Here’s Why It Took So Long; And Hints At 16GB
When the RasPi originally launched in 2012, tinkerers and technophiles feel in love with the low cost and incredibly flexible little ARM based computer. Since then there have been several updates which have added numerous new features to the Raspberry Pi, such as wireless connectivity and an additional HDMI connection.
The other internals of the new 8GB RasPi 4 are unchanged, a Broadcom BCM2711 and four Cortex-A72’s running @ 1.5 GHz. The jump to 8GB is very important, as the RasPi looks towards moving to a 64bit operating system which would prefer larger pools of RAM. Some enterprising minds have already created 64bit OSes to run on their RasPi to allow them to allocate more than 3GB to a single Linux process, but with a 4GB ceiling this has been more of a proof of concept, but getting 8GB will change that.
The reason for the delay of the 8GB for almost a year was due to a lack of a reliable supply of 8GB chips, which is now resolved as Micron starts cranking them out in larger numbers.

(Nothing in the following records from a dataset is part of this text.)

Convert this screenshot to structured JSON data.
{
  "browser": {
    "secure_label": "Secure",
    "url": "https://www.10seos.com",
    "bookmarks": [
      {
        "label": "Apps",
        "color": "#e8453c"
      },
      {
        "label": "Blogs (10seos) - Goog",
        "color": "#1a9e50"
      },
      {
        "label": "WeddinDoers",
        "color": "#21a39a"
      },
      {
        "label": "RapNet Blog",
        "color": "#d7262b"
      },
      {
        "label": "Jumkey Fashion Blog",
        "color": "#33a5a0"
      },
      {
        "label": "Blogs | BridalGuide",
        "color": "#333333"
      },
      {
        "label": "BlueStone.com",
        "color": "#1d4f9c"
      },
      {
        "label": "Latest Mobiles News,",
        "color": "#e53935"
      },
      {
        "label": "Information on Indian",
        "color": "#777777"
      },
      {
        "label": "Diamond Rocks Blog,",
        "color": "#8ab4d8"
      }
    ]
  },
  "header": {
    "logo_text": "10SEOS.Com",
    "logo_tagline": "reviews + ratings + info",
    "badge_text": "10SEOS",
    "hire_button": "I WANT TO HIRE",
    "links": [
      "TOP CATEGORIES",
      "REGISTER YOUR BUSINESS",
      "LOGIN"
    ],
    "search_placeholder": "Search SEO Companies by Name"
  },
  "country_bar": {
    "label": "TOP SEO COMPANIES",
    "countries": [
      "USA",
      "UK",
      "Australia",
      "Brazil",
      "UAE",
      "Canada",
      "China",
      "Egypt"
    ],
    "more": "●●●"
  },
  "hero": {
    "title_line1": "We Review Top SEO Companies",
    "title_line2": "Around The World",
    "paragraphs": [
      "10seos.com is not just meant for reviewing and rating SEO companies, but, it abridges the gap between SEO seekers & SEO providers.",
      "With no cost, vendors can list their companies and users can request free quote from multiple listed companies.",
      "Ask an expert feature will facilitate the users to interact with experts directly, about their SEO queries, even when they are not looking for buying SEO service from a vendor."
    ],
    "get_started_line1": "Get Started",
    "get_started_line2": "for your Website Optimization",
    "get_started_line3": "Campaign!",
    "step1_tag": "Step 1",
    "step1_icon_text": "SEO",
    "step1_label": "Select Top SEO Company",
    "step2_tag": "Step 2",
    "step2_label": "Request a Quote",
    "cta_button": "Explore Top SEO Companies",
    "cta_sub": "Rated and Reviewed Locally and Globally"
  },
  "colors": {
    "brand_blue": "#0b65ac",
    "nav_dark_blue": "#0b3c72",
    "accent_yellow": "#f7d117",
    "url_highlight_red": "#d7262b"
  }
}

Along with the new hardware comes a 64-bit beta image as well as the revelation that the architecture can address up to 16 GB of LPDDR4 SDRAM, so we can expect to see even more impressive RasPi models in the future.

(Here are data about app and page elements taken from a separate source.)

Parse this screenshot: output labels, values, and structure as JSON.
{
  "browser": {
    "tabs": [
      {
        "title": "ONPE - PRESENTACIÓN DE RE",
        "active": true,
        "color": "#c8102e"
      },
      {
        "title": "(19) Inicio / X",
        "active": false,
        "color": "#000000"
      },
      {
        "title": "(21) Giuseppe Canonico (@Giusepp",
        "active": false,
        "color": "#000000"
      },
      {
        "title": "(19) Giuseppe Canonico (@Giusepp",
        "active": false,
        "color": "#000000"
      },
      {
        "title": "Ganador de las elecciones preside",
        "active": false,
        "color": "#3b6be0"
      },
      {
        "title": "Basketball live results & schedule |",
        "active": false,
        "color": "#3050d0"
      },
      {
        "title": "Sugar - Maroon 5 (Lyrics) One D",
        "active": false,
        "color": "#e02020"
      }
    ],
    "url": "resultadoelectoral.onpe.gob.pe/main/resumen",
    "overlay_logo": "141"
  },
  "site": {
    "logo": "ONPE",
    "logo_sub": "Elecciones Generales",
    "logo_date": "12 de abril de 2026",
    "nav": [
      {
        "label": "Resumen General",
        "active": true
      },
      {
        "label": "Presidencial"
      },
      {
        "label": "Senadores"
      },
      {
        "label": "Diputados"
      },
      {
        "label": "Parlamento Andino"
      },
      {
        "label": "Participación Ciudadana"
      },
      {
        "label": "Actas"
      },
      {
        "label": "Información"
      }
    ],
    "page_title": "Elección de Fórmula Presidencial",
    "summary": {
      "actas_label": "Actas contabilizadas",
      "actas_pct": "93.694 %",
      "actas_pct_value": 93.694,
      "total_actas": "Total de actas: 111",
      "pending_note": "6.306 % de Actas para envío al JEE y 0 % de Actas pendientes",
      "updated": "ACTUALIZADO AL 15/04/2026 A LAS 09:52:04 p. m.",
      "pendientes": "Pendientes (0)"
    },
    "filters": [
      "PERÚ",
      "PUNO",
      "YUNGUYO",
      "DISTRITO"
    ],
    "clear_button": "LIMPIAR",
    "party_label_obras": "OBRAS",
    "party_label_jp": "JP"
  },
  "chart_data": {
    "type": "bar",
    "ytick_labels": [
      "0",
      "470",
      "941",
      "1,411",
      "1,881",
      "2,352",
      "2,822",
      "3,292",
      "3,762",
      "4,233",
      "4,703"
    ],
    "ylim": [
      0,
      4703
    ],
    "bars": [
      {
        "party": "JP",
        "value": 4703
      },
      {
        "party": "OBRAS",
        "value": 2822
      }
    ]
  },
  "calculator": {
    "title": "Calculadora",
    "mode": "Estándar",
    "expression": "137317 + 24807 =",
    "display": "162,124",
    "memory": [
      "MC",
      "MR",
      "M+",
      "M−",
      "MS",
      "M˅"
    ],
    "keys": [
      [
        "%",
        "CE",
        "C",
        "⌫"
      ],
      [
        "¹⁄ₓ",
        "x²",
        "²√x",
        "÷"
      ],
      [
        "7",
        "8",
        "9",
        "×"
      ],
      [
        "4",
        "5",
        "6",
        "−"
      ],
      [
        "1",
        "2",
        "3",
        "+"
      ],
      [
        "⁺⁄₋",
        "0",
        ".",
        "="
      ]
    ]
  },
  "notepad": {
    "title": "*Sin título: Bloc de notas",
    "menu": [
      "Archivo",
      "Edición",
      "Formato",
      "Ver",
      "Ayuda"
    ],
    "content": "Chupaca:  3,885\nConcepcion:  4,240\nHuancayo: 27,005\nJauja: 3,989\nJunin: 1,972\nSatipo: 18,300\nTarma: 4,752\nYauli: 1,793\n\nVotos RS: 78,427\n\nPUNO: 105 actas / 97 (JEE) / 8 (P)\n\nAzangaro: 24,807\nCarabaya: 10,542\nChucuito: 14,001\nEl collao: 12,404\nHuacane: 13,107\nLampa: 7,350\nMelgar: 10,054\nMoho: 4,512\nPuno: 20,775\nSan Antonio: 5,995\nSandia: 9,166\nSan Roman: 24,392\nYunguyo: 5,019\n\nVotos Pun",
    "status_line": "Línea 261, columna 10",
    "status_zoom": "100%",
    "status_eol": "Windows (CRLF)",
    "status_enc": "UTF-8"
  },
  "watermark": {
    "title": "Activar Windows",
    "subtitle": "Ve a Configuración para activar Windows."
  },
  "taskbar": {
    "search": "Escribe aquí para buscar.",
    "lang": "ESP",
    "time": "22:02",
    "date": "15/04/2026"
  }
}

There are repercussions to this upgrade of course, expect to pay around $75 for the new 8GB model.
Originally released on June 23rd of last year, the Pi 4 came with three different options for 1, 2, or 4 GB of memory. But just a few days later, Hackaday reported on an Easter egg in the user guide that referenced an 8 GB option.